Much as one can argue in theory, that all the TJ mechanisms can play a role in one way or the other to address the issue of missing persons, it is important to note that this begs for special and adequate consideration for a well facilitated justice mechanism based on the right truth and relevant information. So the question of missing persons remains an integral component of a truth-telling process in Uganda. Ideally when speaking about truth-telling, one fundamental aspect that ought not to be ignored for the case of Northern Uganda is the question “where is the missing person?” Take for instance abductions of plenty of children and adults, those who served as foot soldiers in the LRA, how many were they? Though we do not have actual figures, they constituted a big number of the population who are either killed or disappeared. Formerly Abducted Persons have come back without a detailed account of where their colleagues who were in the rebellion are. We need a mechanism where these issues are brought to our attention for us to get to know their whereabouts and who is responsible.

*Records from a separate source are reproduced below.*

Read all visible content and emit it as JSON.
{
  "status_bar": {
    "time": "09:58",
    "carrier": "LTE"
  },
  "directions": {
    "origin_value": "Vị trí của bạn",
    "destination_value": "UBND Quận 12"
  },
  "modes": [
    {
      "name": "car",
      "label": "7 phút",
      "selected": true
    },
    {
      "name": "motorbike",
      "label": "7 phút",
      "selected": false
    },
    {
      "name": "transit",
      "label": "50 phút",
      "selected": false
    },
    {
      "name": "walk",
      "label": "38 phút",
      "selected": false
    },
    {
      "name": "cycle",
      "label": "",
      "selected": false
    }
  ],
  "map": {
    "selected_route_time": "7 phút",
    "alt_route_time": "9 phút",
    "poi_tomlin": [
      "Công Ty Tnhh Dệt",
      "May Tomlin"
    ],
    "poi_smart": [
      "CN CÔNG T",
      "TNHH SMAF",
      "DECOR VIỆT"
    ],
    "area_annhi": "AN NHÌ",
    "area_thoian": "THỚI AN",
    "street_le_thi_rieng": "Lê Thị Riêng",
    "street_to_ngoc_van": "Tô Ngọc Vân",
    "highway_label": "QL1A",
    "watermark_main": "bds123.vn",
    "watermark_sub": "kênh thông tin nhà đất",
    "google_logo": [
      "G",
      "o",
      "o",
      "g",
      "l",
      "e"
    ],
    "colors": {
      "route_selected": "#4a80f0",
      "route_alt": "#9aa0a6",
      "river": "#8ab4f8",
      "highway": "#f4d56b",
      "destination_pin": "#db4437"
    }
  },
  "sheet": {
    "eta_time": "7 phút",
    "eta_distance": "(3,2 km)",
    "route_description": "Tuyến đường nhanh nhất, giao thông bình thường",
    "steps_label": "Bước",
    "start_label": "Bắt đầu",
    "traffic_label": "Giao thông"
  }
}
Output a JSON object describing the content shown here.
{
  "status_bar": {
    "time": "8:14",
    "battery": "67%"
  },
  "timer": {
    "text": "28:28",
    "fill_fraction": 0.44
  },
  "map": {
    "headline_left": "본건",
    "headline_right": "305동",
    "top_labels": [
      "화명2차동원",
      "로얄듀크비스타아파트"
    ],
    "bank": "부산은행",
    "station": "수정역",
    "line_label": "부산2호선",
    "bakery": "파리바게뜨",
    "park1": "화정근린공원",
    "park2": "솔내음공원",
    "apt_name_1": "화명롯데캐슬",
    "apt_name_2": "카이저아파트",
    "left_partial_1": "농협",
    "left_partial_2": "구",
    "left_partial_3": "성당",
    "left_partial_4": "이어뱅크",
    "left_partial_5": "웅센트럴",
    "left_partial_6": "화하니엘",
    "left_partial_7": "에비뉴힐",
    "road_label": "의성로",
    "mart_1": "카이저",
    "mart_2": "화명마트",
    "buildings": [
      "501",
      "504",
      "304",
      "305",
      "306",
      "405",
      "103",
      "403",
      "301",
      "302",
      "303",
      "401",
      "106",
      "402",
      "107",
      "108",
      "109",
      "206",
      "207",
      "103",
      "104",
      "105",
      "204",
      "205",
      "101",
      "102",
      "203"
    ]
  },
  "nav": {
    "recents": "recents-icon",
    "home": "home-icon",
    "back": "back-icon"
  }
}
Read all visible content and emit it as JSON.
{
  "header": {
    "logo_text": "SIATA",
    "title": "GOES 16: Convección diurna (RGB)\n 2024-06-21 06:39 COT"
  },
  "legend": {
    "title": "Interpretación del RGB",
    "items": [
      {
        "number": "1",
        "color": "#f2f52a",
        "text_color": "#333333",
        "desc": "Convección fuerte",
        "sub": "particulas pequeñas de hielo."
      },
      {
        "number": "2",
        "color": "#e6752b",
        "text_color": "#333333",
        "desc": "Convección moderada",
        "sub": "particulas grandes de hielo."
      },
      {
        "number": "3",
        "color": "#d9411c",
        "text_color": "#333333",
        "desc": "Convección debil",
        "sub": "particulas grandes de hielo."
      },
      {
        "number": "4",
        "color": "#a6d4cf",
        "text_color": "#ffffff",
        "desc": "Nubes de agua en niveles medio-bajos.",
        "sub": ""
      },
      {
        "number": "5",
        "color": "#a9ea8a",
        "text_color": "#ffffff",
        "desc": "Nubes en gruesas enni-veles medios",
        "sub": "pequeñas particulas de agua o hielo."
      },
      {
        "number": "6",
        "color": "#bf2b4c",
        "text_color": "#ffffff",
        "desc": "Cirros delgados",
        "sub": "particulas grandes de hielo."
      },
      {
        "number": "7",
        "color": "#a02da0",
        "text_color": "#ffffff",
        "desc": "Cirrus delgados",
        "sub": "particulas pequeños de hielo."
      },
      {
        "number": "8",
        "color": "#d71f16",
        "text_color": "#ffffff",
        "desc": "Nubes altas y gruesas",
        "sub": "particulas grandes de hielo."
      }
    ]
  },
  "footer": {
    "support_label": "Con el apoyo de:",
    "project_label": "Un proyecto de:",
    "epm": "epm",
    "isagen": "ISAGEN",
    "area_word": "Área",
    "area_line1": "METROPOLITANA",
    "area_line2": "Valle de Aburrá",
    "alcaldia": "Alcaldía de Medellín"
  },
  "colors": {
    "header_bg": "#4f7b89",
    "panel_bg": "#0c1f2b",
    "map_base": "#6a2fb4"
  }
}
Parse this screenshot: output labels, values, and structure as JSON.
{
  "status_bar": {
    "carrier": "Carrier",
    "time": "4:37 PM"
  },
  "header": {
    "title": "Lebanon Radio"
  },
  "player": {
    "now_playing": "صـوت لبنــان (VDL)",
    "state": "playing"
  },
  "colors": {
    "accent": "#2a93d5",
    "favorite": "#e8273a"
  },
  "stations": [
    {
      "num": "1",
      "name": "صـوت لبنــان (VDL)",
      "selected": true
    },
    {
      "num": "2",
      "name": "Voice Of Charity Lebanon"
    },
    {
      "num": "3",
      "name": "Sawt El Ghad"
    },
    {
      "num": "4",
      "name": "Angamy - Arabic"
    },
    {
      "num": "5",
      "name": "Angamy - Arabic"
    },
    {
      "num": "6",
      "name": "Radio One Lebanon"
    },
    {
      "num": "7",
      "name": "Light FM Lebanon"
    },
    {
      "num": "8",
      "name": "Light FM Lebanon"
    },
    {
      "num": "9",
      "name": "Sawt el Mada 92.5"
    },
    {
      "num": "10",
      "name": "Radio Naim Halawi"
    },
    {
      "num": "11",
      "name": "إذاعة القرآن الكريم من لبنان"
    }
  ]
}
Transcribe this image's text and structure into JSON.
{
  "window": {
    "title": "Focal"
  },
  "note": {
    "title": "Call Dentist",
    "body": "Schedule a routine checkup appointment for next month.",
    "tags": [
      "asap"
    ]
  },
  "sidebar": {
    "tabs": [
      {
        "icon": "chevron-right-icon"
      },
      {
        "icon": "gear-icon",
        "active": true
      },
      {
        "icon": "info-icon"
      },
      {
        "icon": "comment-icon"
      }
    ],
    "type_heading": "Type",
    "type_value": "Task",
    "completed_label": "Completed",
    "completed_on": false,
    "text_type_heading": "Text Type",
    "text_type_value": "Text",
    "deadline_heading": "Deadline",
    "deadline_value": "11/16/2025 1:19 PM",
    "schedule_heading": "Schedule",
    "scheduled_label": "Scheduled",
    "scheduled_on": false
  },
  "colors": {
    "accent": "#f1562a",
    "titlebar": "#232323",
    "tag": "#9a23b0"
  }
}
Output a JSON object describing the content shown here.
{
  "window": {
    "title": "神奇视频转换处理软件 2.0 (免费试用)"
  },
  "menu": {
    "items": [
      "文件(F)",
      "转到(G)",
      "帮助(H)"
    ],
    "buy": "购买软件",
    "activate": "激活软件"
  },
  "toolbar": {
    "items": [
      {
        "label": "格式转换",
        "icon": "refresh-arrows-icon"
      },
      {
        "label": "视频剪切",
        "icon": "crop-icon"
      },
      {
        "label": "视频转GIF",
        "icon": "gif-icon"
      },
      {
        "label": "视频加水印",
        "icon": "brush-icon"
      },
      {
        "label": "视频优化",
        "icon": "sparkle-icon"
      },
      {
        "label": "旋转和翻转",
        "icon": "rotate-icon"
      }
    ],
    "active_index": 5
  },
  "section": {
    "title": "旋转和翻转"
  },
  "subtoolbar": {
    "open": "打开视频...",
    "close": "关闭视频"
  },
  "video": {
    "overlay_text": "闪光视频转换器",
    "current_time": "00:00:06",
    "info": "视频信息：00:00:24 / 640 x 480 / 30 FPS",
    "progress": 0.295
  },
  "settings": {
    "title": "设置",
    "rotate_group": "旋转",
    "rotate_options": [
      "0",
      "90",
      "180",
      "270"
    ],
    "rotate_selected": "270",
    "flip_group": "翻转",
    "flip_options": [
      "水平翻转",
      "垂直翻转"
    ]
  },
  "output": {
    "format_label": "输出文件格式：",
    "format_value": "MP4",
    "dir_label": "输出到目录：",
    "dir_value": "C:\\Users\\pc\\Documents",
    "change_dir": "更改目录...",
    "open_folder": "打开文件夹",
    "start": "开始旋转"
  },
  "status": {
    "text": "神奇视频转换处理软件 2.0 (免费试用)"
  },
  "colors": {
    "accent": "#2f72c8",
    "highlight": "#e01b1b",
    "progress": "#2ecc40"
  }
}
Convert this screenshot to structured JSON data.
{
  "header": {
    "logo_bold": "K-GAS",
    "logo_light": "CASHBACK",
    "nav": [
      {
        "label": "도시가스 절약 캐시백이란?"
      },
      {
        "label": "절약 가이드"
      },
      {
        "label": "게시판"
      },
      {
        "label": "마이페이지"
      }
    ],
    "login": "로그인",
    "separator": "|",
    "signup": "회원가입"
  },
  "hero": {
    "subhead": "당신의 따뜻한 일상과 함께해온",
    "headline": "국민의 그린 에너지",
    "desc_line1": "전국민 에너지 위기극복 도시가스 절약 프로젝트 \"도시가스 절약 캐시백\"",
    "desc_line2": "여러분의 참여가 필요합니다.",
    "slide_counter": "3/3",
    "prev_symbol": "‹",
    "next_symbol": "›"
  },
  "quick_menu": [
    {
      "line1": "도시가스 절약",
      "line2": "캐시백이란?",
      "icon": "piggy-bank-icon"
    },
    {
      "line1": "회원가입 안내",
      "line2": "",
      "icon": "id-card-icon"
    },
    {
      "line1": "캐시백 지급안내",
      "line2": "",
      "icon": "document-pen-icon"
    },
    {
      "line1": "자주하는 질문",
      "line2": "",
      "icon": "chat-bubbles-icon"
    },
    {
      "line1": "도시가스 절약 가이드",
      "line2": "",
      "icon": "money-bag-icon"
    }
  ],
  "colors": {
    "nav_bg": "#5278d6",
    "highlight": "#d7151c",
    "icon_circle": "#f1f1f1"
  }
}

Hence for any TJ process and a truth-telling process for this matter to be meaningful, these are issues to be confronted with. We still remain optimistic that something will be done, that finally the government, the NRA/UPDF will come out and say “look this is what happened to those who were abducted; that your children whom we did not protect are languishing in the jungles of DRC or they have actually died in our hands and we should move forward as a nation and heal the wounds of those who still think that tomorrow their loved ones will be back or they will locate their remains”. These are issues that need to be addressed at that level.
This however can only be possible if the key stakeholders especially the GoU formally acknowledge the fact that this is a problem that requires intervention by putting it on the policy agenda. JRP through its “Right to Know Campaign” has created a platform for families and relatives of the missing to explore and situate the concerns and anguish of families/relatives of missing persons. We hope that this campaign will heighten awareness and draw the attention of the GoU, CSOs, donor community and the public about the missing or people who are unaccounted for as a result of conflict and the anguish of their families.
It’s therefore my passionate appeal to all key stakeholders especially the civil society fraternity, that the missing person is a very crucial area that we as practitioners in Northern Uganda must begin paying attention to. It is our role to garner the support of victims and other like-minded CSOs to begin looking at these issues and push them to the agenda of government. As a way forward, I challenge that we work together to embrace the issue, generate momentum and raise hope in the victims who are still searching for answers and/or healing. This is the time for closure for victims and for CSOs to become a relevant force to reckon with the past that these victims have been through. ▪
Sylvia Opinia is the Team Leader for JRP’s Community Mobilisation Department.